Minor Minimalism

This post is the first in a series dedicated to our adventures in tidying up, paring down, and better enjoying our home (and life).

It would be a gross exaggeration to call us minimalists. We have stuff.  We like our stuff.  Josh is a musician, and with that comes a natural predilection towards collecting instruments and their accoutrements. I’m less attached to my possessions, but I’ve never been one to walk away from a really good pair of jeans. And I can name at least three cabinets that could use a purge right now, if I’m being honest. And I’m not even sure minimalism is the right word for what we’re going for here, because it seems almost too aspirational to be practical.  It’s a minor kind of minimalism; if it were a diet it would be less of a juice cleanse and more like cutting down on your fast food habit.

I realized things needed to change sometime last year.  I was getting overwhelmed with the amount of stuff the four of us had managed to cram into 1200 sq feet.  We’d clean the house and it would immediately get out of control again.  That’s sort of the nature of having a home with children.  You clean, they destroy, rinse, repeat.

The kids weren’t the only ones to blame, though.  Josh and I had shelves upon shelves of untouched books that crowded out our most beloved ones.  Josh’s collection of old tee shirts took up more space in the closet than all of my clothes put together.   I had somehow managed to grow a small hoard of old cosmetics and products in a bathroom cabinet.  For whatever reason, we now had three pizza cutters.  And it was just stuff.  Stuff we didn’t want, or need, or ever really think about, but was growing and suffocating us, and consuming our time and energy.

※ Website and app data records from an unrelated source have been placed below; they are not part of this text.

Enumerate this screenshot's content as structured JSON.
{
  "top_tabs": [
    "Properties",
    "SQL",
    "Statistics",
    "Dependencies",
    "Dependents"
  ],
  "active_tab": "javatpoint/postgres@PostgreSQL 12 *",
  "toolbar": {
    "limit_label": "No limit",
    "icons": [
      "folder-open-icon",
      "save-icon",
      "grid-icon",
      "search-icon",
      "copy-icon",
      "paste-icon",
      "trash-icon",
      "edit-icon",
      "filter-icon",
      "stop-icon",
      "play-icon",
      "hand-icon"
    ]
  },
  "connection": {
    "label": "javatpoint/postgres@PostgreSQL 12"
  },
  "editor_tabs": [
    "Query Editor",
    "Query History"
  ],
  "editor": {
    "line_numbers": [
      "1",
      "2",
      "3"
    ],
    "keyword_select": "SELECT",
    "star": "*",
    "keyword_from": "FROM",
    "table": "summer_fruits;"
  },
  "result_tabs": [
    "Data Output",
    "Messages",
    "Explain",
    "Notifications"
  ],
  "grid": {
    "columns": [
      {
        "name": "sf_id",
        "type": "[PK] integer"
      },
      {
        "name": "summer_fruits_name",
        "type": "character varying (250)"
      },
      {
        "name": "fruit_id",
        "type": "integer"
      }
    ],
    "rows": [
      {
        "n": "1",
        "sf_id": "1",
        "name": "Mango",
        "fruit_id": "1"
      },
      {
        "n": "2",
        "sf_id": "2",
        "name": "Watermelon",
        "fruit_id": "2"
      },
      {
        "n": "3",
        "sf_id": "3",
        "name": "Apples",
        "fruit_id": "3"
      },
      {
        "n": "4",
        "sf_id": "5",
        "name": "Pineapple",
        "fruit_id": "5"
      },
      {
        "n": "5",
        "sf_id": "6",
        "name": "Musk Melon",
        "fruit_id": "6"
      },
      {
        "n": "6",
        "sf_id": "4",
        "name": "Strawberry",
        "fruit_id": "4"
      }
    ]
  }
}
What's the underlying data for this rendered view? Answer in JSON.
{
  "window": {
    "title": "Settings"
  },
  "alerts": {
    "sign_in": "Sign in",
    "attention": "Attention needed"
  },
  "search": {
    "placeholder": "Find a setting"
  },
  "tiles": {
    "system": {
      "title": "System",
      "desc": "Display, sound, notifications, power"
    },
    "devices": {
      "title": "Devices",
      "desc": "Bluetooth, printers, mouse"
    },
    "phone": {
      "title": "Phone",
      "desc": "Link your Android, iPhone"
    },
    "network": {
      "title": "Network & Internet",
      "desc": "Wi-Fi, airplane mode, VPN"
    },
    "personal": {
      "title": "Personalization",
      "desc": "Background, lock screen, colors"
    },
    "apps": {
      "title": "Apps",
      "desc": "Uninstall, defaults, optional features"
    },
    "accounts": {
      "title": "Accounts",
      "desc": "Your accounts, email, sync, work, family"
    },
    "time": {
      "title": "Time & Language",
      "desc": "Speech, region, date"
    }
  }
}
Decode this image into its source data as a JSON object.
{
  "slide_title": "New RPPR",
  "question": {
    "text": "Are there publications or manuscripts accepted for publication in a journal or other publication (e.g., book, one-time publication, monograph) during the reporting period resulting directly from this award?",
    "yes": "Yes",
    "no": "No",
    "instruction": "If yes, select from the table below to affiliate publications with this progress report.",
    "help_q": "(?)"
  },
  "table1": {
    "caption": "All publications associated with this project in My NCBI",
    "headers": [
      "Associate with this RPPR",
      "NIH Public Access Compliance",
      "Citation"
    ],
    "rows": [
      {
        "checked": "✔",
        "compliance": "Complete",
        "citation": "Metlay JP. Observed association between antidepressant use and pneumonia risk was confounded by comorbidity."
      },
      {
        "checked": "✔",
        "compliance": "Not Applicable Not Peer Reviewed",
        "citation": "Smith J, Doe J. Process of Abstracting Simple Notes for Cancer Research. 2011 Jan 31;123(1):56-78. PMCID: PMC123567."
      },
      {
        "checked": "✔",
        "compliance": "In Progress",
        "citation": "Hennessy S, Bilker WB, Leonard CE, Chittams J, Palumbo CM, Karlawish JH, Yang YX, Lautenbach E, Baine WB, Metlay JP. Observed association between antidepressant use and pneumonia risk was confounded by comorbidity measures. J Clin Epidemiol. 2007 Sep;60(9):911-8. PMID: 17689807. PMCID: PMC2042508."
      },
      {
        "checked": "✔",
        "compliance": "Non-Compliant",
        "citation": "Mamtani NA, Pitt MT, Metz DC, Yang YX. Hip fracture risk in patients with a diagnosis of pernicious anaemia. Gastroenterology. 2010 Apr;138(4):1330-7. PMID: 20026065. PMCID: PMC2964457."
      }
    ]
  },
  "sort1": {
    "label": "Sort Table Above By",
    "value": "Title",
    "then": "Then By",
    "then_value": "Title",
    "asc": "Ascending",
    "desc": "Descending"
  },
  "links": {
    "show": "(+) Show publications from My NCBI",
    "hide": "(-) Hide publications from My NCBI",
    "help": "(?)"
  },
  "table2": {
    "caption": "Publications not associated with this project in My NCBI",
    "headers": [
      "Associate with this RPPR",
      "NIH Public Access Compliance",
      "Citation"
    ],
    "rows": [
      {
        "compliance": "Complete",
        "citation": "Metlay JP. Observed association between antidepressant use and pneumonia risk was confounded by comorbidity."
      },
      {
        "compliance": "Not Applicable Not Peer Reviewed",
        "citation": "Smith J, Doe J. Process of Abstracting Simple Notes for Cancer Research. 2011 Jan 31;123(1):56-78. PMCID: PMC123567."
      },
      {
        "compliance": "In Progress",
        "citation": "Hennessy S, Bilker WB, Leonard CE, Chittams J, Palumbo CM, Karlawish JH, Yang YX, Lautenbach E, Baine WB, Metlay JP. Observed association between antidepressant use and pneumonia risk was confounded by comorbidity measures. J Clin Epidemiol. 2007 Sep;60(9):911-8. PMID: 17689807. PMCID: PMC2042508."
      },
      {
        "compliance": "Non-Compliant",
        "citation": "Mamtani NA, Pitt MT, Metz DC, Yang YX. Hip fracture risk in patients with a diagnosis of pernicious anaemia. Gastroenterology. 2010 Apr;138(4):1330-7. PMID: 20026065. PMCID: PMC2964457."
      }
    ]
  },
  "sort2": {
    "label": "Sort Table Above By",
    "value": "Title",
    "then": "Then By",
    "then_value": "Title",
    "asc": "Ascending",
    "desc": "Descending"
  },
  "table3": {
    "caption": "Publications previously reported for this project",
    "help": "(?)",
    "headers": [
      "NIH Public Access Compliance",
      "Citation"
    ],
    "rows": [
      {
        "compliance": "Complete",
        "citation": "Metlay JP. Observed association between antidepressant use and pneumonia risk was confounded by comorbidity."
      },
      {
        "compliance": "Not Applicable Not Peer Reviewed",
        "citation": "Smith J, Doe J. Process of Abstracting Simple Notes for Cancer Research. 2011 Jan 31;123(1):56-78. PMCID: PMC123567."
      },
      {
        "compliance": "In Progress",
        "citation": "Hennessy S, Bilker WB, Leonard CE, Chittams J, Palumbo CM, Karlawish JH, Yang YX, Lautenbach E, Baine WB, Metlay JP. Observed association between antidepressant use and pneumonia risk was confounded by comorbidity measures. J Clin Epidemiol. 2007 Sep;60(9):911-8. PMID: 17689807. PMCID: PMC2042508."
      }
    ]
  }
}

So we decided to have less.  To get rid of the stuff that was weighing us down and keeping us from living our lives.  We started with the closet. It was a lot less KonMari and a lot more shoving shit into trash bags and grumbling “oh my god stop being such a hoarder” under your breath at your husband while you try to justify keeping a pair of jeans you will never wear again because they haven’t fit in 5 years and give you a muffin top. But after the initial hurdles, it feels so good.  It gets easier to part with things because the less crap you have, the more good stuff you’re left with.  I probably got rid of 10 pairs of pants that I didn’t wear, but I was left with two that made me feel good every time I put them on.  That’s the whole magic of having less, you end up with more of what makes you happy, and you only have less of what doesn’t.


Leave a Reply

Fill in your details below or click an icon to log in:

WordPress.com Logo

You are commenting using your WordPress.com account. Log Out /  Change )

Google photo

You are commenting using your Google account. Log Out /  Change )

Twitter picture

You are commenting using your Twitter account. Log Out /  Change )

Facebook photo

You are commenting using your Facebook account. Log Out /  Change )

Connecting to %s